Green Street Academy opens in West Baltimore


— The Green Street Academy building is as important to West Baltimore today, as the ground it stands on was decades ago.

The official grand opening of the six to twelfth grade charter school located in the formerly vacant Gwynns Falls Junior High School was held on Monday, September 21, 2015.

Green Street Academy students show off produce made possible through the urban agriculture component of the charter school’s curriculum.

(Courtesy Photos/Green Street Academy)

Green Street Academy students show off produce made possible through the urban agriculture component of the charter school’s curriculum.

The ceremony brought out a host of students, teachers and local officials including Democratic Representative Elijah Cummings who attended the historic former Gwynns Falls Park Junior High, who delivered the keynote address.

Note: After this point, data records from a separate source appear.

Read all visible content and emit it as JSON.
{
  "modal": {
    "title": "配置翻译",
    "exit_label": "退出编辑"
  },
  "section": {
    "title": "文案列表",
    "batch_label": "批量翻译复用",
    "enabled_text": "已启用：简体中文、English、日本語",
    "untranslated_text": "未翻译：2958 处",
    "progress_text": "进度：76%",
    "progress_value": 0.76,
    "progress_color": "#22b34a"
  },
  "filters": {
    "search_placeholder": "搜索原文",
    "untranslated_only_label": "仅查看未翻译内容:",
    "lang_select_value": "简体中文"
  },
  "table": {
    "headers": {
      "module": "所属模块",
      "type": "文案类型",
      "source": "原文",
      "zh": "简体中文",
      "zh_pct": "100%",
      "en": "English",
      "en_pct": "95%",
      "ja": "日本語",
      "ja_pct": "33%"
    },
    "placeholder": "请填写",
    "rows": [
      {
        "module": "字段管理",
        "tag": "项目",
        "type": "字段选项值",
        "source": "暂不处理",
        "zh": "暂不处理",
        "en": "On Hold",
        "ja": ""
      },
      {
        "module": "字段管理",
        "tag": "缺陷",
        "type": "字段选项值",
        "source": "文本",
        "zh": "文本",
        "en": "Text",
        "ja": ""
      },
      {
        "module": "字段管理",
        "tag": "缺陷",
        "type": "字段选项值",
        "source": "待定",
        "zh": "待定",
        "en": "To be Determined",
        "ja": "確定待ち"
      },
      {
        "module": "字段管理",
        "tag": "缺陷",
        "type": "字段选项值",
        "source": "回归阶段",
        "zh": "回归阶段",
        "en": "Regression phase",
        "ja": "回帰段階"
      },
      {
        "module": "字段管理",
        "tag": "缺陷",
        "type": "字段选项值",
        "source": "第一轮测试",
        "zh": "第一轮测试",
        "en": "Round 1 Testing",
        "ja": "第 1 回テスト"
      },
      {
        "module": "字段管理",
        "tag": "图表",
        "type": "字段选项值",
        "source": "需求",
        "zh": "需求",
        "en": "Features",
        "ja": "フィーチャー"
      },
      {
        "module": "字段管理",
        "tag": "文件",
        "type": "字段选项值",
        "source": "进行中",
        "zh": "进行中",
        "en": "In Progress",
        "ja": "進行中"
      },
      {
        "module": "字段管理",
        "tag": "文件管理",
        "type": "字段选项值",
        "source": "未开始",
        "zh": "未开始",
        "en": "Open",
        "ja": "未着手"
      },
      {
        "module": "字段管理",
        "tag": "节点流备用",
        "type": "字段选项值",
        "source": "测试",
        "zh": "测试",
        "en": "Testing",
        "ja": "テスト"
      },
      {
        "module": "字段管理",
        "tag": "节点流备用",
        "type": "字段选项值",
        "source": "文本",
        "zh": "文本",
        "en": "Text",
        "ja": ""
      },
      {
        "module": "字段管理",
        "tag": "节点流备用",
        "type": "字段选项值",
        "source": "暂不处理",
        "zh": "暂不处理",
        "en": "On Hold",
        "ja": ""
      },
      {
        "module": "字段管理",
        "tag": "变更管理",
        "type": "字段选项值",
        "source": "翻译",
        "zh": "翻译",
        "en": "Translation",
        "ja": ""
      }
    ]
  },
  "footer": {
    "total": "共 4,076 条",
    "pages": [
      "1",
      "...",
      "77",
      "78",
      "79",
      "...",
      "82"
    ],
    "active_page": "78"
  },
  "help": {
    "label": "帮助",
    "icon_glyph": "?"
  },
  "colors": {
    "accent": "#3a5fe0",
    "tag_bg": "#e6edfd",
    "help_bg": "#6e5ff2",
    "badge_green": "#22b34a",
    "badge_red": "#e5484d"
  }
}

“I can barely recognize my old junior high school,” Cummings said during the ceremony. “I am inspired by the teaching philosophy and commitment to this neighborhood exhibited by everyone at this school. I know that the dedicated staff at this school will instill every student that walks in these halls to have confidence in their competence to make their future dreams a reality.”

The building is an actualization of the vision of this school— to be a driver of environmental and more importantly economic, sustainability in the community, according to Green Street Academy’s Executive Director, Dan Schochor.

“Since 2009, the idea has been in the works and we’ve been building for two years,” Schochor said of the $23 million renovation that took place to make the opening a reality. “To get to this point makes it incredibly clear that the powerful vision of the school and getting the right people involved at the right time took the ability to maintain a certain amount of flexibility and the financial resources would not have come without all of those components.”

Schochor and others successfully combined loans and donations, including a $14 million loan from Bank of America and a $2 million loan from the Reinvestment Fund, which develops projects, to renovate the building that will eventually accommodate 875 students from grades six to 12.

The need for more STEM labs, humanities classrooms, food service and athletic space, coupled with a desire to create a signature presence in the West Baltimore area, resulted in the former Gwynns Falls Park Junior High School being chosen as the new site of Green Street Academy, school officials noted.

“The school to this point has held an incredibly important place in community,” Schochor said. “Before we moved here we were located sort of on the outskirts of where our students were coming from, not in the epicenter.

“We do know that West Baltimore needs access to high quality education. They need access to economics, healthy food and those are key components to being healthy and prepared,” he said.

Green Street Academy features a sustainability-focused curriculum that includes growing vegetables, chicken coops and tilapia farms. Advanced technology, energy, construction, agriculture, healthcare and entrepreneurship are subjects touted at the school.

The school also boasts a virtual Reality Labs that will take students through active construction sites and partnerships with the United States Department of Forestry and the University of Maryland Medical School to provide students with competitive internship experiences and industry certifications.

The Academy’s opening is a welcome break from the pattern of divestment from the once middle-class St. Joseph’s neighborhood in West Baltimore where the median income of the neighborhood is now $36,000 [annually] and nearly half of the residents don’t have high school diplomas, according to a news release.

The Academy believes that its commitment to educating not only students, but parents and residents of the community, will be a integral element in supporting an upward mobility and economic sustainability for the entire St. Joseph’s neighborhood.

“We plan to offer certification and internship programs that will give out students a leg up, preparing whether they go to college or enter a career,” Schochor said.

“Our scholars, our students, they are benefiting right now and, in the intermediate sense, it will be our families and the community who benefits,” he said. “In the long term, Baltimore and its businesses that call the city home will benefit and we will not only try to accomplish all of our ambitious goals, but we will do it 875 students at a time.”